[TASK DATA]
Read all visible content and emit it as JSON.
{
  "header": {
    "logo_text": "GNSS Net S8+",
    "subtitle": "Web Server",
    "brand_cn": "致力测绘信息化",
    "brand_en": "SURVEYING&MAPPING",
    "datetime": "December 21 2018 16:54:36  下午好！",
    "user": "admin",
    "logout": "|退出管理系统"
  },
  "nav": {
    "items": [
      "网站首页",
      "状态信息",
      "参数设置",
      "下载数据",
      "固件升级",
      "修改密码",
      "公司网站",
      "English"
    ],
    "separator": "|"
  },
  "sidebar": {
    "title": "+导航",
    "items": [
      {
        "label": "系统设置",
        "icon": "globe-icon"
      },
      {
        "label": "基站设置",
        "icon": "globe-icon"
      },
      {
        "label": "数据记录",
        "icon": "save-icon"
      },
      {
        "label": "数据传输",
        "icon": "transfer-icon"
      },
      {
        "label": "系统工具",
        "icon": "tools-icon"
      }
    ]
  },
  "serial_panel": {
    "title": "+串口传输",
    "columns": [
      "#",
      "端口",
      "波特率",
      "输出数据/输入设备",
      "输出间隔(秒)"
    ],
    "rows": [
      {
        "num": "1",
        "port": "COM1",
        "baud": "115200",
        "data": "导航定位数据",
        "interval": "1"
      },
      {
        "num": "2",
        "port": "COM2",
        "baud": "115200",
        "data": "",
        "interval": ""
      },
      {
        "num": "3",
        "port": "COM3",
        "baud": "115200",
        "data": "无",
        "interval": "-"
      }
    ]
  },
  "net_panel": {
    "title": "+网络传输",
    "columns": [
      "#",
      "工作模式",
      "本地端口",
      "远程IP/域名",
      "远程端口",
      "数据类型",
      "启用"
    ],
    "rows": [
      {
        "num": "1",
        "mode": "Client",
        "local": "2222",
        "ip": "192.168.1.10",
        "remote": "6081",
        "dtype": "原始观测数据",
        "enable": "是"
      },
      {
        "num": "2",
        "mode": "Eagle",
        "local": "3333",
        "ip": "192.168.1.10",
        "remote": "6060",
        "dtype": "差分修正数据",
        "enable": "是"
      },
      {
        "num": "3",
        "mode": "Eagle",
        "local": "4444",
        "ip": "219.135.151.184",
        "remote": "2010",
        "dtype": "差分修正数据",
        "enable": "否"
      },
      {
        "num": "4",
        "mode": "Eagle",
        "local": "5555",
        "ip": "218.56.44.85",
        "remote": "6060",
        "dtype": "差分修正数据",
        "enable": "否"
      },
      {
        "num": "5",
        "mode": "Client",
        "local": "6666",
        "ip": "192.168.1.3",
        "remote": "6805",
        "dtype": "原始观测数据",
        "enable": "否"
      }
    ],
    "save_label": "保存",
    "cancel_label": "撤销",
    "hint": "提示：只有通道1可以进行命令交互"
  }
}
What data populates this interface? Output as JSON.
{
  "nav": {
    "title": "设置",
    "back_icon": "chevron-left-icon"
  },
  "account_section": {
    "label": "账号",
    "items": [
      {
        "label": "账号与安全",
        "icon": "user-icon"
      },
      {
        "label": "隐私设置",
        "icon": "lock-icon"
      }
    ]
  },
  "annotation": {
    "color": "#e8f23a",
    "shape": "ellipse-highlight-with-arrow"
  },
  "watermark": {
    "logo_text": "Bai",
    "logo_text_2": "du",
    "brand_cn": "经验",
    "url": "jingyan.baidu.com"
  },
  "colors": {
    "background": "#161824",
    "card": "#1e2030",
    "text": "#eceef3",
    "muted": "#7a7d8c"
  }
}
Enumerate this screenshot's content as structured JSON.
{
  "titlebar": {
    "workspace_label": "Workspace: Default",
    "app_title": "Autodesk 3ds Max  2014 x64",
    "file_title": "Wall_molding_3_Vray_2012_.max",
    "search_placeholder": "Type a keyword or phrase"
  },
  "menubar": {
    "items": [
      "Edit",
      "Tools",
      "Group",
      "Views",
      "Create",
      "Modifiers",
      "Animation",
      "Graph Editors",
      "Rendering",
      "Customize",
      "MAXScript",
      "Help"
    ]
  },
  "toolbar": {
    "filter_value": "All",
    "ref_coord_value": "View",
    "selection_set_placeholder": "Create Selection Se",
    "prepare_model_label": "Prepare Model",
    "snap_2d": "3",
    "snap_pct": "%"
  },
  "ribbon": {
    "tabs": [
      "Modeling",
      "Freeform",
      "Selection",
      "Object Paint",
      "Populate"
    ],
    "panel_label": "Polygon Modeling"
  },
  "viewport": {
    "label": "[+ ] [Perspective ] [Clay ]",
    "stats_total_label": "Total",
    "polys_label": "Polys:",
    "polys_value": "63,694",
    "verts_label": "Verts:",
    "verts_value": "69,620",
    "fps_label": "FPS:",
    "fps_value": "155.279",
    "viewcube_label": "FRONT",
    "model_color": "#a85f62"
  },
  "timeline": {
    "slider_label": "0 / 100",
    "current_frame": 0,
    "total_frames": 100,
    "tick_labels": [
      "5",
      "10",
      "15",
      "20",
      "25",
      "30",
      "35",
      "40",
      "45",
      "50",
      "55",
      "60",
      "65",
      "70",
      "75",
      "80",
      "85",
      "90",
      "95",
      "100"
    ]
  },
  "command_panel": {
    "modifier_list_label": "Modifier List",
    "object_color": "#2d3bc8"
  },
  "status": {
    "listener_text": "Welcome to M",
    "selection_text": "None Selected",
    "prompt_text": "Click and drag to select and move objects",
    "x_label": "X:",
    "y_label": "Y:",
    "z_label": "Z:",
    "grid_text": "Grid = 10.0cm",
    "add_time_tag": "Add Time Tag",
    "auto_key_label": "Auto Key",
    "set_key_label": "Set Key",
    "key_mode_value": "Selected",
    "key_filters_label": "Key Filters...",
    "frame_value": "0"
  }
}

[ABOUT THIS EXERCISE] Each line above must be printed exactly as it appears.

[COMPLETED EXERCISE]
Read all visible content and emit it as JSON.
{
  "header": {
    "logo_text": "GNSS Net S8+",
    "subtitle": "Web Server",
    "brand_cn": "致力测绘信息化",
    "brand_en": "SURVEYING&MAPPING",
    "datetime": "December 21 2018 16:54:36  下午好！",
    "user": "admin",
    "logout": "|退出管理系统"
  },
  "nav": {
    "items": [
      "网站首页",
      "状态信息",
      "参数设置",
      "下载数据",
      "固件升级",
      "修改密码",
      "公司网站",
      "English"
    ],
    "separator": "|"
  },
  "sidebar": {
    "title": "+导航",
    "items": [
      {
        "label": "系统设置",
        "icon": "globe-icon"
      },
      {
        "label": "基站设置",
        "icon": "globe-icon"
      },
      {
        "label": "数据记录",
        "icon": "save-icon"
      },
      {
        "label": "数据传输",
        "icon": "transfer-icon"
      },
      {
        "label": "系统工具",
        "icon": "tools-icon"
      }
    ]
  },
  "serial_panel": {
    "title": "+串口传输",
    "columns": [
      "#",
      "端口",
      "波特率",
      "输出数据/输入设备",
      "输出间隔(秒)"
    ],
    "rows": [
      {
        "num": "1",
        "port": "COM1",
        "baud": "115200",
        "data": "导航定位数据",
        "interval": "1"
      },
      {
        "num": "2",
        "port": "COM2",
        "baud": "115200",
        "data": "",
        "interval": ""
      },
      {
        "num": "3",
        "port": "COM3",
        "baud": "115200",
        "data": "无",
        "interval": "-"
      }
    ]
  },
  "net_panel": {
    "title": "+网络传输",
    "columns": [
      "#",
      "工作模式",
      "本地端口",
      "远程IP/域名",
      "远程端口",
      "数据类型",
      "启用"
    ],
    "rows": [
      {
        "num": "1",
        "mode": "Client",
        "local": "2222",
        "ip": "192.168.1.10",
        "remote": "6081",
        "dtype": "原始观测数据",
        "enable": "是"
      },
      {
        "num": "2",
        "mode": "Eagle",
        "local": "3333",
        "ip": "192.168.1.10",
        "remote": "6060",
        "dtype": "差分修正数据",
        "enable": "是"
      },
      {
        "num": "3",
        "mode": "Eagle",
        "local": "4444",
        "ip": "219.135.151.184",
        "remote": "2010",
        "dtype": "差分修正数据",
        "enable": "否"
      },
      {
        "num": "4",
        "mode": "Eagle",
        "local": "5555",
        "ip": "218.56.44.85",
        "remote": "6060",
        "dtype": "差分修正数据",
        "enable": "否"
      },
      {
        "num": "5",
        "mode": "Client",
        "local": "6666",
        "ip": "192.168.1.3",
        "remote": "6805",
        "dtype": "原始观测数据",
        "enable": "否"
      }
    ],
    "save_label": "保存",
    "cancel_label": "撤销",
    "hint": "提示：只有通道1可以进行命令交互"
  }
}
What data populates this interface? Output as JSON.
{
  "nav": {
    "title": "设置",
    "back_icon": "chevron-left-icon"
  },
  "account_section": {
    "label": "账号",
    "items": [
      {
        "label": "账号与安全",
        "icon": "user-icon"
      },
      {
        "label": "隐私设置",
        "icon": "lock-icon"
      }
    ]
  },
  "annotation": {
    "color": "#e8f23a",
    "shape": "ellipse-highlight-with-arrow"
  },
  "watermark": {
    "logo_text": "Bai",
    "logo_text_2": "du",
    "brand_cn": "经验",
    "url": "jingyan.baidu.com"
  },
  "colors": {
    "background": "#161824",
    "card": "#1e2030",
    "text": "#eceef3",
    "muted": "#7a7d8c"
  }
}
Enumerate this screenshot's content as structured JSON.
{
  "titlebar": {
    "workspace_label": "Workspace: Default",
    "app_title": "Autodesk 3ds Max  2014 x64",
    "file_title": "Wall_molding_3_Vray_2012_.max",
    "search_placeholder": "Type a keyword or phrase"
  },
  "menubar": {
    "items": [
      "Edit",
      "Tools",
      "Group",
      "Views",
      "Create",
      "Modifiers",
      "Animation",
      "Graph Editors",
      "Rendering",
      "Customize",
      "MAXScript",
      "Help"
    ]
  },
  "toolbar": {
    "filter_value": "All",
    "ref_coord_value": "View",
    "selection_set_placeholder": "Create Selection Se",
    "prepare_model_label": "Prepare Model",
    "snap_2d": "3",
    "snap_pct": "%"
  },
  "ribbon": {
    "tabs": [
      "Modeling",
      "Freeform",
      "Selection",
      "Object Paint",
      "Populate"
    ],
    "panel_label": "Polygon Modeling"
  },
  "viewport": {
    "label": "[+ ] [Perspective ] [Clay ]",
    "stats_total_label": "Total",
    "polys_label": "Polys:",
    "polys_value": "63,694",
    "verts_label": "Verts:",
    "verts_value": "69,620",
    "fps_label": "FPS:",
    "fps_value": "155.279",
    "viewcube_label": "FRONT",
    "model_color": "#a85f62"
  },
  "timeline": {
    "slider_label": "0 / 100",
    "current_frame": 0,
    "total_frames": 100,
    "tick_labels": [
      "5",
      "10",
      "15",
      "20",
      "25",
      "30",
      "35",
      "40",
      "45",
      "50",
      "55",
      "60",
      "65",
      "70",
      "75",
      "80",
      "85",
      "90",
      "95",
      "100"
    ]
  },
  "command_panel": {
    "modifier_list_label": "Modifier List",
    "object_color": "#2d3bc8"
  },
  "status": {
    "listener_text": "Welcome to M",
    "selection_text": "None Selected",
    "prompt_text": "Click and drag to select and move objects",
    "x_label": "X:",
    "y_label": "Y:",
    "z_label": "Z:",
    "grid_text": "Grid = 10.0cm",
    "add_time_tag": "Add Time Tag",
    "auto_key_label": "Auto Key",
    "set_key_label": "Set Key",
    "key_mode_value": "Selected",
    "key_filters_label": "Key Filters...",
    "frame_value": "0"
  }
}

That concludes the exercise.